_Description of the task_
All lines in the records below with the word "JSON" must be returned.

Provided data START

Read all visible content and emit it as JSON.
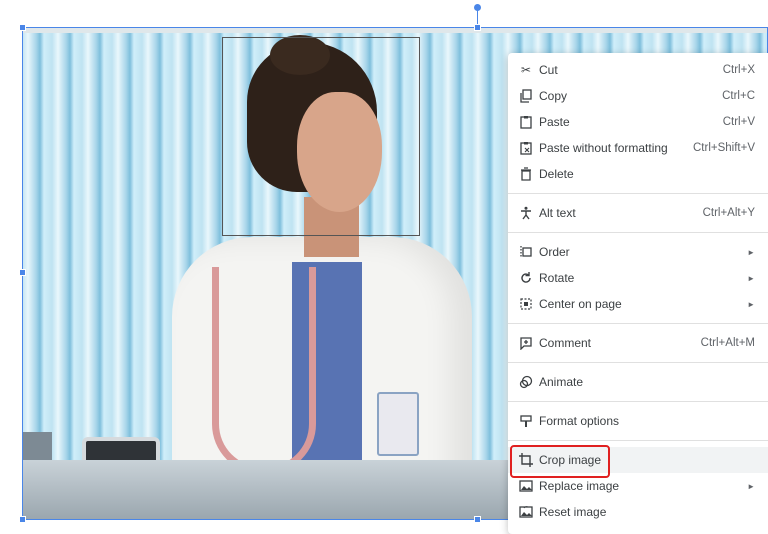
{
  "menu": {
    "items": [
      {
        "label": "Cut",
        "shortcut": "Ctrl+X",
        "icon": "scissors-icon"
      },
      {
        "label": "Copy",
        "shortcut": "Ctrl+C",
        "icon": "copy-icon"
      },
      {
        "label": "Paste",
        "shortcut": "Ctrl+V",
        "icon": "clipboard-icon"
      },
      {
        "label": "Paste without formatting",
        "shortcut": "Ctrl+Shift+V",
        "icon": "clipboard-format-icon"
      },
      {
        "label": "Delete",
        "shortcut": "",
        "icon": "trash-icon"
      },
      {
        "label": "Alt text",
        "shortcut": "Ctrl+Alt+Y",
        "icon": "accessibility-icon"
      },
      {
        "label": "Order",
        "submenu": true,
        "icon": "order-icon"
      },
      {
        "label": "Rotate",
        "submenu": true,
        "icon": "rotate-icon"
      },
      {
        "label": "Center on page",
        "submenu": true,
        "icon": "center-icon"
      },
      {
        "label": "Comment",
        "shortcut": "Ctrl+Alt+M",
        "icon": "comment-icon"
      },
      {
        "label": "Animate",
        "shortcut": "",
        "icon": "animate-icon"
      },
      {
        "label": "Format options",
        "shortcut": "",
        "icon": "format-options-icon"
      },
      {
        "label": "Crop image",
        "shortcut": "",
        "icon": "crop-icon",
        "highlighted": true
      },
      {
        "label": "Replace image",
        "submenu": true,
        "icon": "replace-image-icon"
      },
      {
        "label": "Reset image",
        "shortcut": "",
        "icon": "reset-image-icon"
      }
    ],
    "submenu_arrow": "►"
  },
  "colors": {
    "selection": "#4a86e8",
    "highlight_box": "#e02020",
    "menu_text": "#3c4043"
  }
}
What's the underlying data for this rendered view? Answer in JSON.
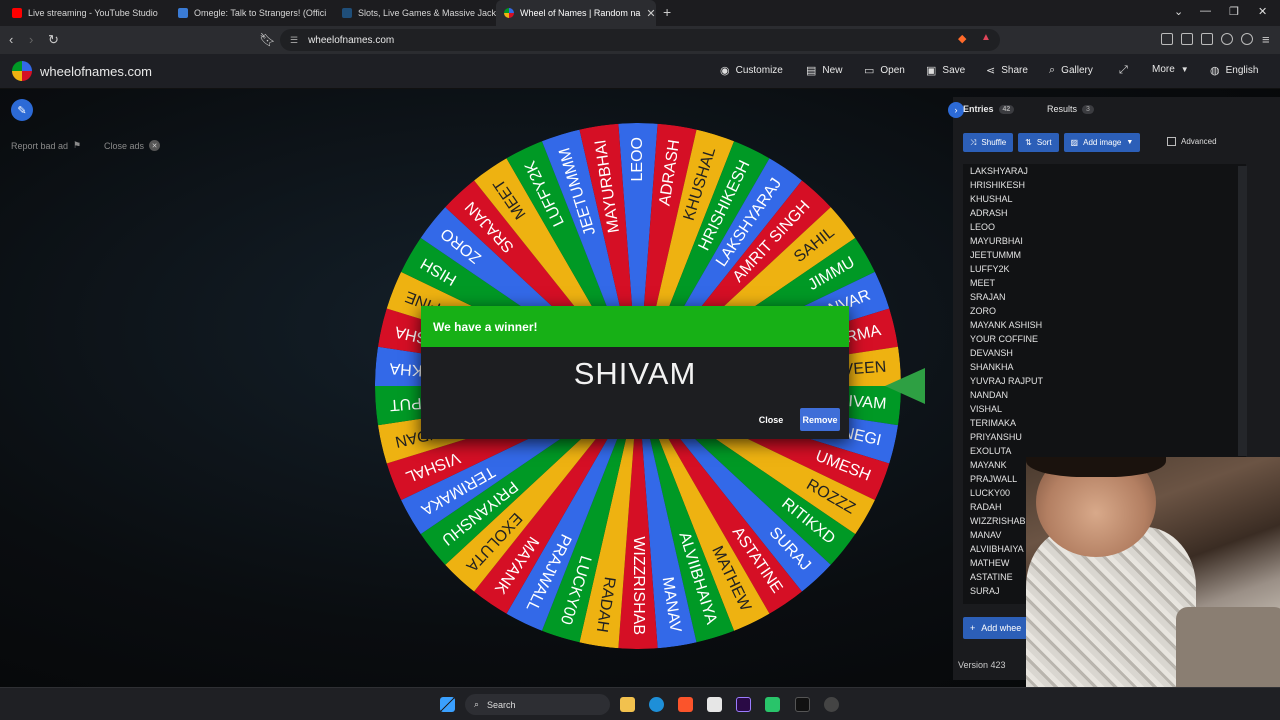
{
  "browser": {
    "tabs": [
      {
        "title": "Live streaming - YouTube Studio",
        "color": "#ff0000",
        "active": false
      },
      {
        "title": "Omegle: Talk to Strangers! (Offici",
        "color": "#3a7bd5",
        "active": false
      },
      {
        "title": "Slots, Live Games & Massive Jackpot",
        "color": "#1f4e79",
        "active": false
      },
      {
        "title": "Wheel of Names | Random na",
        "color": "#34a853",
        "active": true
      }
    ],
    "url": "wheelofnames.com"
  },
  "site": {
    "logo_text": "wheelofnames.com",
    "menu": [
      {
        "label": "Customize",
        "icon": "palette-icon"
      },
      {
        "label": "New",
        "icon": "new-file-icon"
      },
      {
        "label": "Open",
        "icon": "folder-icon"
      },
      {
        "label": "Save",
        "icon": "save-icon"
      },
      {
        "label": "Share",
        "icon": "share-icon"
      },
      {
        "label": "Gallery",
        "icon": "search-icon"
      },
      {
        "label": "",
        "icon": "fullscreen-icon"
      },
      {
        "label": "More",
        "icon": "chevron-down-icon"
      },
      {
        "label": "English",
        "icon": "globe-icon"
      }
    ],
    "report_ad": "Report bad ad",
    "close_ads": "Close ads"
  },
  "wheel": {
    "colors": [
      "#3369e8",
      "#d50f25",
      "#eeb211",
      "#009925"
    ],
    "segments": [
      "LEOO",
      "ADRASH",
      "KHUSHAL",
      "HRISHIKESH",
      "LAKSHYARAJ",
      "AMRIT SINGH",
      "SAHIL",
      "JIMMU",
      "DOLLANVAR",
      "RMA",
      "VEEN",
      "SHIVAM",
      "NEGI",
      "UMESH",
      "ROZZZ",
      "RITIKXD",
      "SURAJ",
      "ASTATINE",
      "MATHEW",
      "ALVIIBHAIYA",
      "MANAV",
      "WIZZRISHAB",
      "RADAH",
      "LUCKY00",
      "PRAJWALL",
      "MAYANK",
      "EXOLUTA",
      "PRIYANSHU",
      "TERIMAKA",
      "VISHAL",
      "NANDAN",
      "PUT",
      "KHA",
      "NSHA",
      "FINE",
      "HISH",
      "ZORO",
      "SRAJAN",
      "MEET",
      "LUFFY2K",
      "JEETUMMM",
      "MAYURBHAI"
    ]
  },
  "dialog": {
    "title": "We have a winner!",
    "winner": "SHIVAM",
    "close": "Close",
    "remove": "Remove"
  },
  "panel": {
    "entries_tab": "Entries",
    "entries_count": "42",
    "results_tab": "Results",
    "results_count": "3",
    "shuffle": "Shuffle",
    "sort": "Sort",
    "add_image": "Add image",
    "advanced": "Advanced",
    "entries": [
      "LAKSHYARAJ",
      "HRISHIKESH",
      "KHUSHAL",
      "ADRASH",
      "LEOO",
      "MAYURBHAI",
      "JEETUMMM",
      "LUFFY2K",
      "MEET",
      "SRAJAN",
      "ZORO",
      "MAYANK ASHISH",
      "YOUR COFFINE",
      "DEVANSH",
      "SHANKHA",
      "YUVRAJ RAJPUT",
      "NANDAN",
      "VISHAL",
      "TERIMAKA",
      "PRIYANSHU",
      "EXOLUTA",
      "MAYANK",
      "PRAJWALL",
      "LUCKY00",
      "RADAH",
      "WIZZRISHAB",
      "MANAV",
      "ALVIIBHAIYA",
      "MATHEW",
      "ASTATINE",
      "SURAJ"
    ],
    "add_wheel": "Add whee",
    "version": "Version 423"
  },
  "taskbar": {
    "search": "Search"
  }
}
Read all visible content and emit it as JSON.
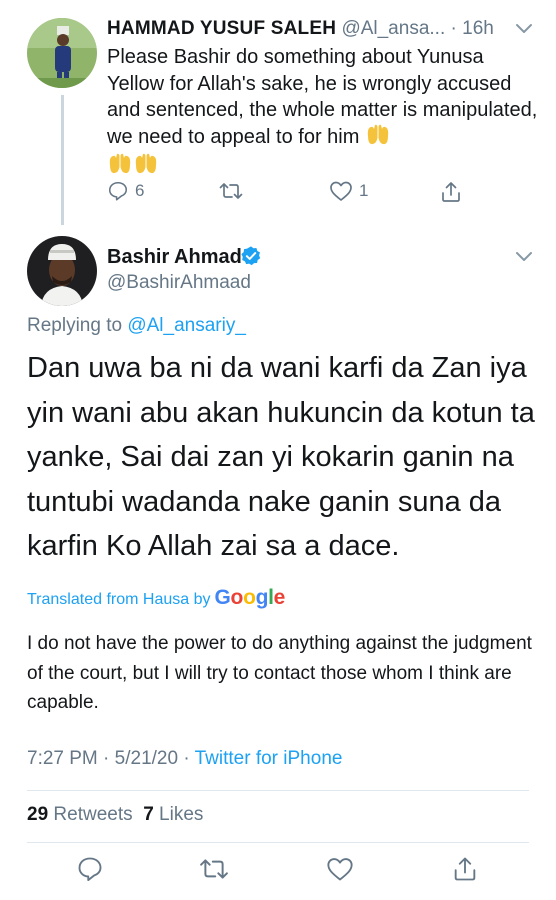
{
  "parent_tweet": {
    "display_name": "HAMMAD YUSUF SALEH",
    "handle": "@Al_ansa...",
    "separator": "·",
    "time": "16h",
    "text": "Please Bashir do something about Yunusa Yellow for Allah's sake, he is wrongly accused and sentenced, the whole matter is manipulated, we need to appeal to for him",
    "reply_count": "6",
    "like_count": "1"
  },
  "main_tweet": {
    "display_name": "Bashir Ahmad",
    "handle": "@BashirAhmaad",
    "replying_prefix": "Replying to",
    "replying_to": "@Al_ansariy_",
    "text": "Dan uwa ba ni da wani karfi da Zan iya yin wani abu akan hukuncin da kotun ta yanke, Sai dai zan yi kokarin ganin na tuntubi wadanda nake ganin suna da karfin Ko Allah zai sa a dace.",
    "translated_label": "Translated from Hausa by",
    "translator": "Google",
    "translation": "I do not have the power to do anything against the judgment of the court, but I will try to contact those whom I think are capable.",
    "time": "7:27 PM",
    "date": "5/21/20",
    "separator": "·",
    "source": "Twitter for iPhone",
    "retweet_count": "29",
    "retweet_label": "Retweets",
    "like_count": "7",
    "like_label": "Likes"
  },
  "colors": {
    "accent": "#1da1f2",
    "secondary_text": "#657786",
    "primary_text": "#14171a",
    "divider": "#e1e8ed"
  },
  "icons": [
    "chevron-down-icon",
    "reply-icon",
    "retweet-icon",
    "like-icon",
    "share-icon",
    "verified-badge-icon",
    "raised-hands-emoji"
  ]
}
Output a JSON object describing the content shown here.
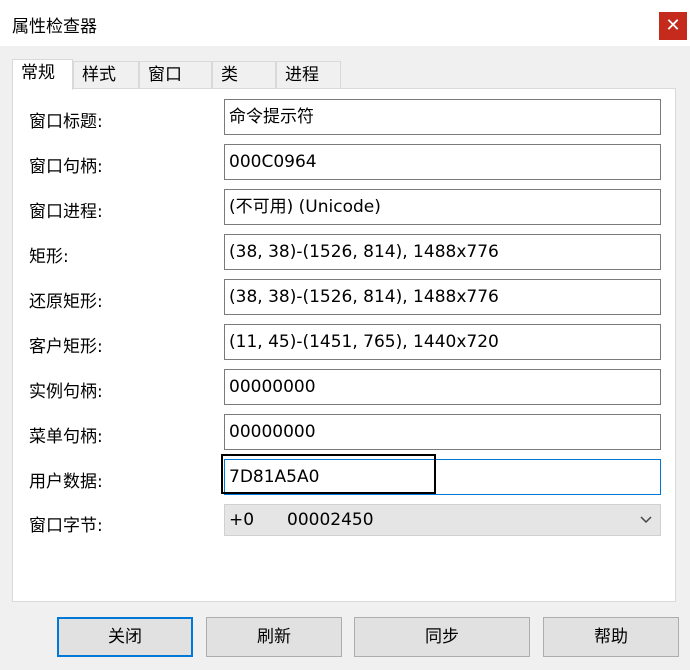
{
  "window": {
    "title": "属性检查器",
    "close_glyph": "✕"
  },
  "tabs": [
    {
      "label": "常规",
      "active": true
    },
    {
      "label": "样式"
    },
    {
      "label": "窗口"
    },
    {
      "label": "类"
    },
    {
      "label": "进程"
    }
  ],
  "fields": {
    "window_title": {
      "label": "窗口标题:",
      "value": "命令提示符"
    },
    "window_handle": {
      "label": "窗口句柄:",
      "value": "000C0964"
    },
    "window_process": {
      "label": "窗口进程:",
      "value": "(不可用) (Unicode)"
    },
    "rect": {
      "label": "矩形:",
      "value": "(38, 38)-(1526, 814), 1488x776"
    },
    "restored_rect": {
      "label": "还原矩形:",
      "value": "(38, 38)-(1526, 814), 1488x776"
    },
    "client_rect": {
      "label": "客户矩形:",
      "value": "(11, 45)-(1451, 765), 1440x720"
    },
    "instance_handle": {
      "label": "实例句柄:",
      "value": "00000000"
    },
    "menu_handle": {
      "label": "菜单句柄:",
      "value": "00000000"
    },
    "user_data": {
      "label": "用户数据:",
      "value": "7D81A5A0"
    },
    "window_bytes": {
      "label": "窗口字节:",
      "offset": "+0",
      "value": "00002450"
    }
  },
  "buttons": {
    "close": "关闭",
    "refresh": "刷新",
    "sync": "同步",
    "help": "帮助"
  },
  "colors": {
    "accent": "#0078d7",
    "close_bg": "#c42b1c"
  }
}
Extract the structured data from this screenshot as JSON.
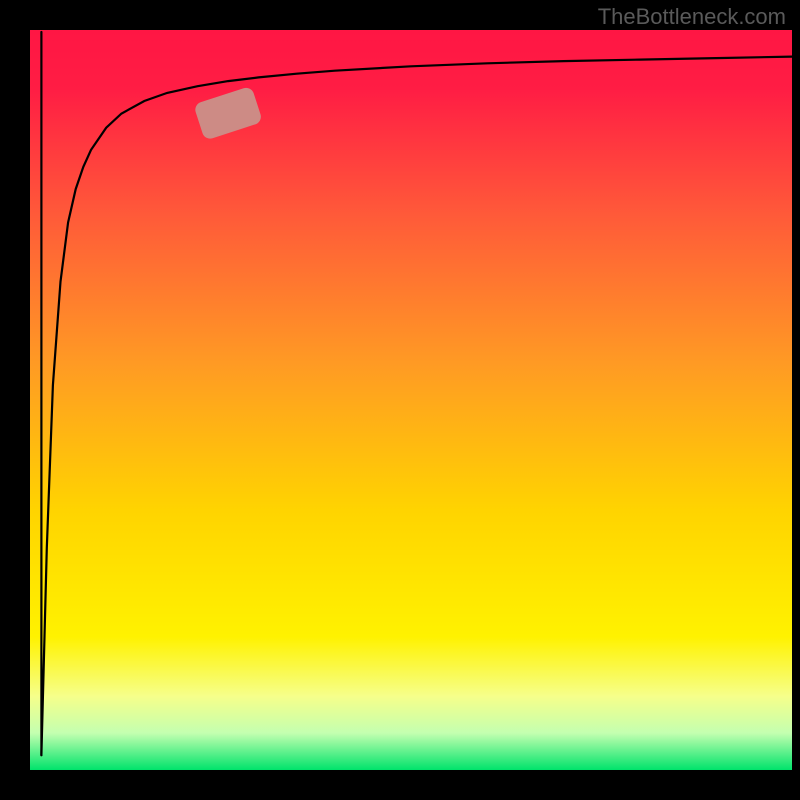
{
  "watermark": "TheBottleneck.com",
  "chart_data": {
    "type": "line",
    "title": "",
    "xlabel": "",
    "ylabel": "",
    "xlim": [
      0,
      100
    ],
    "ylim": [
      0,
      100
    ],
    "series": [
      {
        "name": "bottleneck-curve",
        "x": [
          1.5,
          2.2,
          3,
          4,
          5,
          6,
          7,
          8,
          10,
          12,
          15,
          18,
          22,
          26,
          30,
          35,
          40,
          50,
          60,
          70,
          80,
          90,
          100
        ],
        "y": [
          2,
          30,
          52,
          66,
          74,
          78.5,
          81.5,
          83.8,
          86.8,
          88.7,
          90.4,
          91.5,
          92.4,
          93.1,
          93.6,
          94.1,
          94.5,
          95.1,
          95.5,
          95.8,
          96.0,
          96.2,
          96.4
        ]
      }
    ],
    "annotations": [
      {
        "name": "marker",
        "x_range": [
          22,
          30
        ],
        "y_range": [
          87.0,
          90.5
        ],
        "color": "#cd8b85"
      }
    ],
    "background": {
      "type": "vertical-gradient",
      "top_color": "#ff1644",
      "mid_color": "#ffe100",
      "bottom_color": "#00e36b"
    },
    "axes": {
      "left_margin": 30,
      "right_margin": 8,
      "top_margin": 30,
      "bottom_margin": 30,
      "frame_thickness_lr": 30,
      "frame_thickness_tb": 30
    }
  }
}
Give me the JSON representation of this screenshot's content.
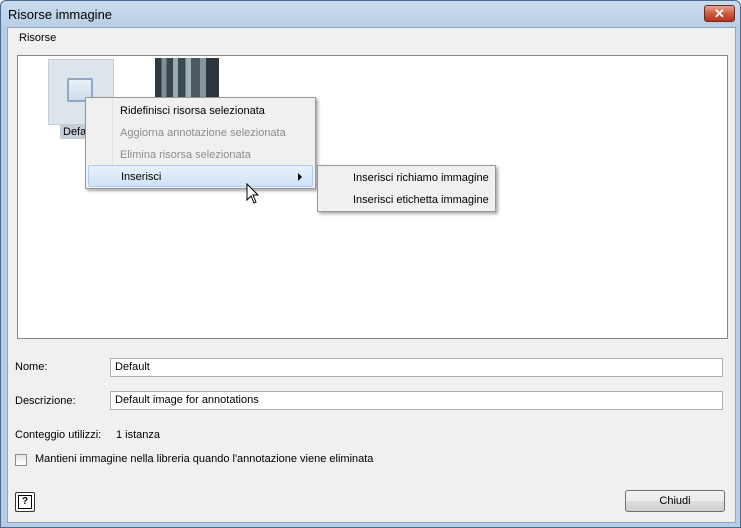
{
  "window": {
    "title": "Risorse immagine"
  },
  "menubar": {
    "risorse": "Risorse"
  },
  "resources": {
    "default_label": "Defa"
  },
  "context_menu": {
    "items": [
      {
        "label": "Ridefinisci risorsa selezionata",
        "enabled": true
      },
      {
        "label": "Aggiorna annotazione selezionata",
        "enabled": false
      },
      {
        "label": "Elimina risorsa selezionata",
        "enabled": false
      },
      {
        "label": "Inserisci",
        "enabled": true,
        "has_submenu": true,
        "highlighted": true
      }
    ]
  },
  "submenu": {
    "items": [
      {
        "label": "Inserisci richiamo immagine"
      },
      {
        "label": "Inserisci etichetta immagine"
      }
    ]
  },
  "form": {
    "name_label": "Nome:",
    "name_value": "Default",
    "description_label": "Descrizione:",
    "description_value": "Default image for annotations",
    "usage_label": "Conteggio utilizzi:",
    "usage_value": "1 istanza",
    "keep_checkbox_label": "Mantieni immagine nella libreria quando l'annotazione viene eliminata",
    "keep_checked": false
  },
  "buttons": {
    "help": "?",
    "close": "Chiudi"
  },
  "colors": {
    "highlight": "#cfe3f8",
    "disabled_text": "#8d8d8d",
    "close_button": "#cf5a3f"
  }
}
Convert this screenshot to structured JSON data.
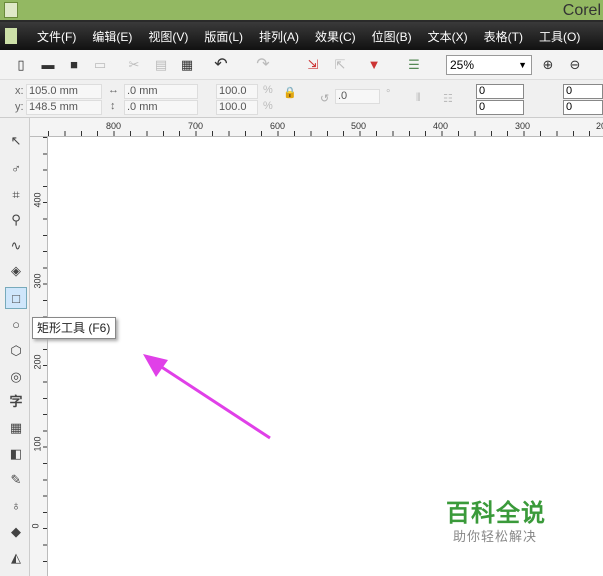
{
  "app": {
    "title": "Corel"
  },
  "menu": [
    "文件(F)",
    "编辑(E)",
    "视图(V)",
    "版面(L)",
    "排列(A)",
    "效果(C)",
    "位图(B)",
    "文本(X)",
    "表格(T)",
    "工具(O)"
  ],
  "toolbar": {
    "zoom": "25%"
  },
  "propbar": {
    "x_label": "x:",
    "x": "105.0 mm",
    "y_label": "y:",
    "y": "148.5 mm",
    "w": ".0 mm",
    "h": ".0 mm",
    "sx": "100.0",
    "sy": "100.0",
    "pct": "%",
    "angle": ".0",
    "deg": "°",
    "c1": "0",
    "c2": "0",
    "c3": "0",
    "c4": "0"
  },
  "ruler_top": [
    "800",
    "700",
    "600",
    "500",
    "400",
    "300",
    "20"
  ],
  "ruler_left": [
    "400",
    "300",
    "200",
    "100",
    "0"
  ],
  "tooltip": "矩形工具 (F6)",
  "watermark": {
    "title": "百科全说",
    "subtitle": "助你轻松解决"
  },
  "colors": {
    "arrow": "#e040e8",
    "title_bar": "#93b862"
  }
}
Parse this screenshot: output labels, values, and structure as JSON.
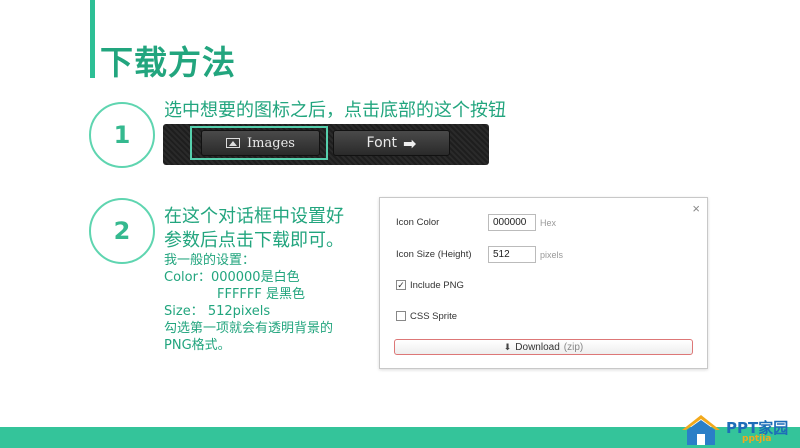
{
  "page": {
    "title": "下载方法",
    "step1": {
      "number": "1",
      "text": "选中想要的图标之后，点击底部的这个按钮",
      "images_button": "Images",
      "font_button": "Font"
    },
    "step2": {
      "number": "2",
      "heading_line1": "在这个对话框中设置好",
      "heading_line2": "参数后点击下载即可。",
      "line1": "我一般的设置：",
      "line2": "Color：000000是白色",
      "line3": "FFFFFF 是黑色",
      "line4": "Size：  512pixels",
      "line5": "勾选第一项就会有透明背景的",
      "line6": "PNG格式。"
    }
  },
  "dialog": {
    "close": "×",
    "icon_color_label": "Icon Color",
    "icon_color_value": "000000",
    "icon_color_unit": "Hex",
    "icon_size_label": "Icon Size (Height)",
    "icon_size_value": "512",
    "icon_size_unit": "pixels",
    "include_png_label": "Include PNG",
    "include_png_checked": true,
    "css_sprite_label": "CSS Sprite",
    "css_sprite_checked": false,
    "download_label": "Download",
    "download_suffix": "(zip)"
  },
  "logo": {
    "text": "PPT家园",
    "sub": "pptjia"
  },
  "colors": {
    "accent": "#2dbf95",
    "title": "#22a57e",
    "footer": "#34c49a"
  }
}
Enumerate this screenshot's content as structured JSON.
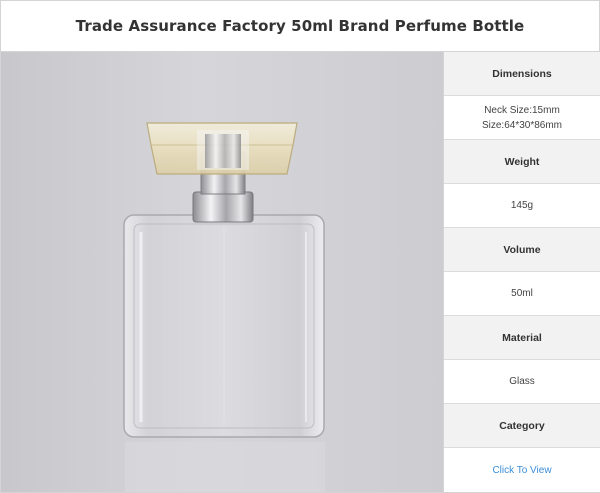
{
  "title": "Trade Assurance Factory 50ml Brand Perfume Bottle",
  "specs": {
    "dimensions_label": "Dimensions",
    "dimensions_neck": "Neck Size:15mm",
    "dimensions_size": "Size:64*30*86mm",
    "weight_label": "Weight",
    "weight_value": "145g",
    "volume_label": "Volume",
    "volume_value": "50ml",
    "material_label": "Material",
    "material_value": "Glass",
    "category_label": "Category",
    "category_link": "Click To View"
  },
  "colors": {
    "link": "#3b8ed8",
    "label_bg": "#f2f2f2",
    "border": "#d4d4d4"
  }
}
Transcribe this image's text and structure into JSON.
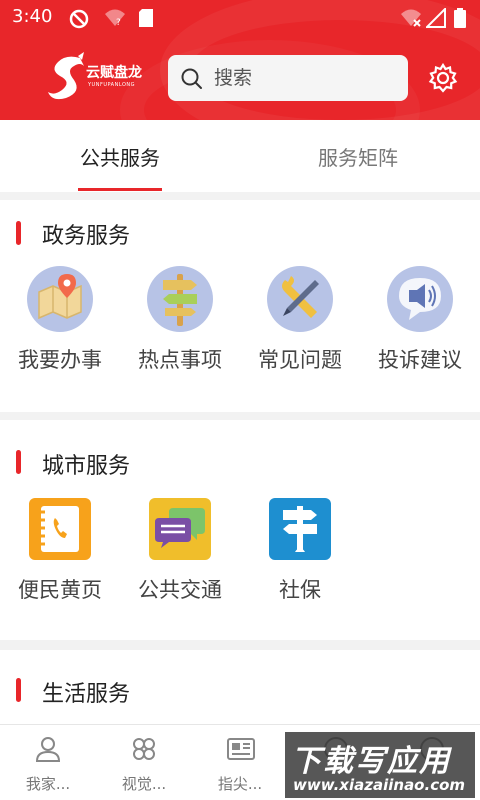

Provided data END

_Output for this exercise_
Read all visible content and emit it as JSON.
What's the underlying data for this rendered view? Answer in JSON.
Read all visible content and emit it as JSON.
Output a JSON object describing the content shown here.
Extract the structured data from this screenshot as JSON.
Give me the JSON representation of this screenshot's content.
Convert this screenshot to structured JSON data.
Parse this screenshot: output labels, values, and structure as JSON.
Enumerate this screenshot's content as structured JSON.
Transcribe this image's text and structure into JSON.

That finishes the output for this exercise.